As a fourth-generation North Dakota farmer, my family has a deep connection to the land and is proud of its contribution to global food security. Like the more than 515,000 soybean farmers across the U.S., we have also adopted some of the most advanced sustainability practices to ensure we are having a positive impact on the environment.
But we are not without our challenges. And opportunities.
In 1995, the World Trade Organization (WTO) Ministerial Conference adopted the Agreement on the Application of Sanitary and Phytosanitary Measures (SPS Agreement), which safeguards the right for WTO members “to take measures necessary for the protection of human, animal or plant life or health.”
I recently addressed the WTO’s Committee on Sanitary and Phytosanitary Measures, where I educated for the harmonization of global regulations around this issue. This is important because the lack of harmonization has the potential to lead to trade disruptions – something none of us want to contend with.
Currently, there is a patchwork of regulations that are not aligned when it comes to a broad range of issues including maximum residue levels (MRLs), biotech authorizations, and sustainability requirements.
It’s critical to establish consistent, timely, predictable and transparent procedures for both importers and exporters, to reduce the risk this creates for disruption to trade. It’s important to remember the significant, positive impact that U.S. soybean farmers are having on the growing demands of the world. Currently, U.S. Soy reaches 72 markets for whole soybeans, 78 markets for soybean meal and 62 markets for soybean oil.

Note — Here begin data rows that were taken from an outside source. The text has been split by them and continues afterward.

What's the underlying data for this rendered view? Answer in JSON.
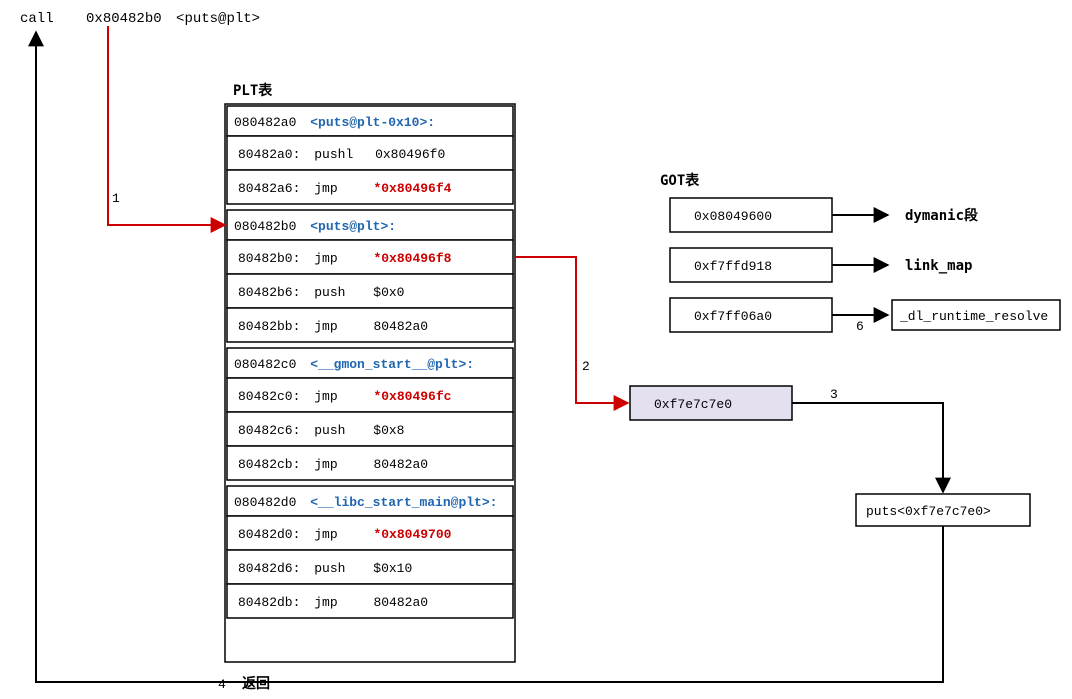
{
  "call_line": {
    "mnemonic": "call",
    "target_addr": "0x80482b0",
    "target_label": "<puts@plt>"
  },
  "plt": {
    "title": "PLT表",
    "entries": [
      {
        "header_addr": "080482a0",
        "header_label": "<puts@plt-0x10>:",
        "instrs": [
          {
            "addr": "80482a0:",
            "op": "pushl",
            "arg": "0x80496f0",
            "red": false
          },
          {
            "addr": "80482a6:",
            "op": "jmp",
            "arg": "*0x80496f4",
            "red": true
          }
        ]
      },
      {
        "header_addr": "080482b0",
        "header_label": "<puts@plt>:",
        "instrs": [
          {
            "addr": "80482b0:",
            "op": "jmp",
            "arg": "*0x80496f8",
            "red": true
          },
          {
            "addr": "80482b6:",
            "op": "push",
            "arg": "$0x0",
            "red": false
          },
          {
            "addr": "80482bb:",
            "op": "jmp",
            "arg": "80482a0",
            "red": false
          }
        ]
      },
      {
        "header_addr": "080482c0",
        "header_label": "<__gmon_start__@plt>:",
        "instrs": [
          {
            "addr": "80482c0:",
            "op": "jmp",
            "arg": "*0x80496fc",
            "red": true
          },
          {
            "addr": "80482c6:",
            "op": "push",
            "arg": "$0x8",
            "red": false
          },
          {
            "addr": "80482cb:",
            "op": "jmp",
            "arg": "80482a0",
            "red": false
          }
        ]
      },
      {
        "header_addr": "080482d0",
        "header_label": "<__libc_start_main@plt>:",
        "instrs": [
          {
            "addr": "80482d0:",
            "op": "jmp",
            "arg": "*0x8049700",
            "red": true
          },
          {
            "addr": "80482d6:",
            "op": "push",
            "arg": "$0x10",
            "red": false
          },
          {
            "addr": "80482db:",
            "op": "jmp",
            "arg": "80482a0",
            "red": false
          }
        ]
      }
    ]
  },
  "got": {
    "title": "GOT表",
    "rows": [
      {
        "value": "0x08049600",
        "desc": "dymanic段",
        "edge_label": ""
      },
      {
        "value": "0xf7ffd918",
        "desc": "link_map",
        "edge_label": ""
      },
      {
        "value": "0xf7ff06a0",
        "desc": "_dl_runtime_resolve",
        "edge_label": "6"
      }
    ],
    "target_box": "0xf7e7c7e0"
  },
  "resolved": {
    "label": "puts<0xf7e7c7e0>"
  },
  "edges": {
    "e1": "1",
    "e2": "2",
    "e3": "3",
    "e4_num": "4",
    "e4_text": "返回"
  }
}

So, I also used this important WTO forum to discuss how U.S. soybean farmers are implementing more sustainable systems by embracing innovation, which are helping to mitigate the negative impact of climate change while still providing food security for the world.
On my farm in North Dakota, as on soybean farms across the country, we are implementing production and sustainability practices that are helping protect the environment, including soil conservation, precision technology, enhanced seed, integrated pest management, among others.
I have some very clear priorities on my own land, including producing a safe and quality crop, ensuring the economic viability of my crops and sustainable production, complying with national laws and rules, and leaving a legacy for the next generation.
Soybean farmers also have access to technology, such as biotechnology, crop protection, and management systems, that allow them to implement practices that maximize economic effectiveness while also caring for the environment.
As I told members of the Committee in Geneva, the environmental impact of U.S. Soybean production between 1980 and 2020 has been:
- Crop yields increased 130% in tons per acres
- Land use in acres per ton declined 48%
- Soil erosion in tons per bushel declined 34%
- Energy use per ton of production declined 46%
- Greenhouse gas emissions per ton of production declined 43%1
As U.S. soybean farmers continue to develop and implement world-leading sustainability practices, we must also continue to educate for greater harmonization across regulations to ensure we maintain access to global markets without risk of trade disruptions. Not just markets we currently have access to, but potential new markets as we continue to expand our reach and contribute to global food security.
This story was partially funded by U.S. Soy farmers, their checkoff and the soy value chain.
1 ) Field to Market: The Alliance for Sustainable Agriculture, 2021. Environmental Outcomes from On-Farm Agricultural Production in the